━━━ INFORMATION GIVEN

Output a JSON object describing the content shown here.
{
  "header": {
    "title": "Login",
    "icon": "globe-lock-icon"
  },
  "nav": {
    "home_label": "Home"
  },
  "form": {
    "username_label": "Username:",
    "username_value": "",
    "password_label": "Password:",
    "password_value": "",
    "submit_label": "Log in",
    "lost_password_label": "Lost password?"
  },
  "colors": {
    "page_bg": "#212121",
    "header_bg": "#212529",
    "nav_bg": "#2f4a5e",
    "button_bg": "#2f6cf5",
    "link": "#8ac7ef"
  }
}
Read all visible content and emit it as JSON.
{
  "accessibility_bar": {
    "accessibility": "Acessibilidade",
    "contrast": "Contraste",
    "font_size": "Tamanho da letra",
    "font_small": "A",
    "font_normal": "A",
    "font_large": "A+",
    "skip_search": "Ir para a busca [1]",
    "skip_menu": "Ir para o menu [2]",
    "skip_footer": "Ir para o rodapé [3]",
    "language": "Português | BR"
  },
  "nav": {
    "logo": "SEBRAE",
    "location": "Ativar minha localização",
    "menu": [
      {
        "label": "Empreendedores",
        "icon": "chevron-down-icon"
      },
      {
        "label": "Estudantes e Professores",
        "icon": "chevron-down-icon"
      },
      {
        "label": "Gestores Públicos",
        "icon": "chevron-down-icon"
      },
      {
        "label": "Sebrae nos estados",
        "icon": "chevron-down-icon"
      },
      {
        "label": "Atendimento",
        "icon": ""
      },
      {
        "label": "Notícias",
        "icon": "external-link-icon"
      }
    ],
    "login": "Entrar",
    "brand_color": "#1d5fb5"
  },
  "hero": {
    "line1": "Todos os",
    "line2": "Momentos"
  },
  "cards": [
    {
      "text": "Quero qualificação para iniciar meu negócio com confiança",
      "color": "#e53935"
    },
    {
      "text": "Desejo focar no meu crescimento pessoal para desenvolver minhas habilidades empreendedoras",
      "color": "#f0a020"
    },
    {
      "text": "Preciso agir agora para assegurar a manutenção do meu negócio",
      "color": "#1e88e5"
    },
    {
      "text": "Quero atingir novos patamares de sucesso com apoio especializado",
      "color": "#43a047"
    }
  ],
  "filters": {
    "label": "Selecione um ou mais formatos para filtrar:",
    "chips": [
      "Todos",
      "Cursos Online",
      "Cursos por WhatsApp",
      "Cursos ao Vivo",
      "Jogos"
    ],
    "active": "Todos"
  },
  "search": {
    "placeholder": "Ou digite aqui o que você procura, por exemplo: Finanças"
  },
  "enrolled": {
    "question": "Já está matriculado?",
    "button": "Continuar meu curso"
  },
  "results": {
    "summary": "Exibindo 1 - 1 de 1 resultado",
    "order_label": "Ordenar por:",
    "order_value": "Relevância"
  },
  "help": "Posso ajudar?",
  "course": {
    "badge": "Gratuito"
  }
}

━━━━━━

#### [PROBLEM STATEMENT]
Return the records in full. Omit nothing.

#### [ANSWER]
Output a JSON object describing the content shown here.
{
  "header": {
    "title": "Login",
    "icon": "globe-lock-icon"
  },
  "nav": {
    "home_label": "Home"
  },
  "form": {
    "username_label": "Username:",
    "username_value": "",
    "password_label": "Password:",
    "password_value": "",
    "submit_label": "Log in",
    "lost_password_label": "Lost password?"
  },
  "colors": {
    "page_bg": "#212121",
    "header_bg": "#212529",
    "nav_bg": "#2f4a5e",
    "button_bg": "#2f6cf5",
    "link": "#8ac7ef"
  }
}
Read all visible content and emit it as JSON.
{
  "accessibility_bar": {
    "accessibility": "Acessibilidade",
    "contrast": "Contraste",
    "font_size": "Tamanho da letra",
    "font_small": "A",
    "font_normal": "A",
    "font_large": "A+",
    "skip_search": "Ir para a busca [1]",
    "skip_menu": "Ir para o menu [2]",
    "skip_footer": "Ir para o rodapé [3]",
    "language": "Português | BR"
  },
  "nav": {
    "logo": "SEBRAE",
    "location": "Ativar minha localização",
    "menu": [
      {
        "label": "Empreendedores",
        "icon": "chevron-down-icon"
      },
      {
        "label": "Estudantes e Professores",
        "icon": "chevron-down-icon"
      },
      {
        "label": "Gestores Públicos",
        "icon": "chevron-down-icon"
      },
      {
        "label": "Sebrae nos estados",
        "icon": "chevron-down-icon"
      },
      {
        "label": "Atendimento",
        "icon": ""
      },
      {
        "label": "Notícias",
        "icon": "external-link-icon"
      }
    ],
    "login": "Entrar",
    "brand_color": "#1d5fb5"
  },
  "hero": {
    "line1": "Todos os",
    "line2": "Momentos"
  },
  "cards": [
    {
      "text": "Quero qualificação para iniciar meu negócio com confiança",
      "color": "#e53935"
    },
    {
      "text": "Desejo focar no meu crescimento pessoal para desenvolver minhas habilidades empreendedoras",
      "color": "#f0a020"
    },
    {
      "text": "Preciso agir agora para assegurar a manutenção do meu negócio",
      "color": "#1e88e5"
    },
    {
      "text": "Quero atingir novos patamares de sucesso com apoio especializado",
      "color": "#43a047"
    }
  ],
  "filters": {
    "label": "Selecione um ou mais formatos para filtrar:",
    "chips": [
      "Todos",
      "Cursos Online",
      "Cursos por WhatsApp",
      "Cursos ao Vivo",
      "Jogos"
    ],
    "active": "Todos"
  },
  "search": {
    "placeholder": "Ou digite aqui o que você procura, por exemplo: Finanças"
  },
  "enrolled": {
    "question": "Já está matriculado?",
    "button": "Continuar meu curso"
  },
  "results": {
    "summary": "Exibindo 1 - 1 de 1 resultado",
    "order_label": "Ordenar por:",
    "order_value": "Relevância"
  },
  "help": "Posso ajudar?",
  "course": {
    "badge": "Gratuito"
  }
}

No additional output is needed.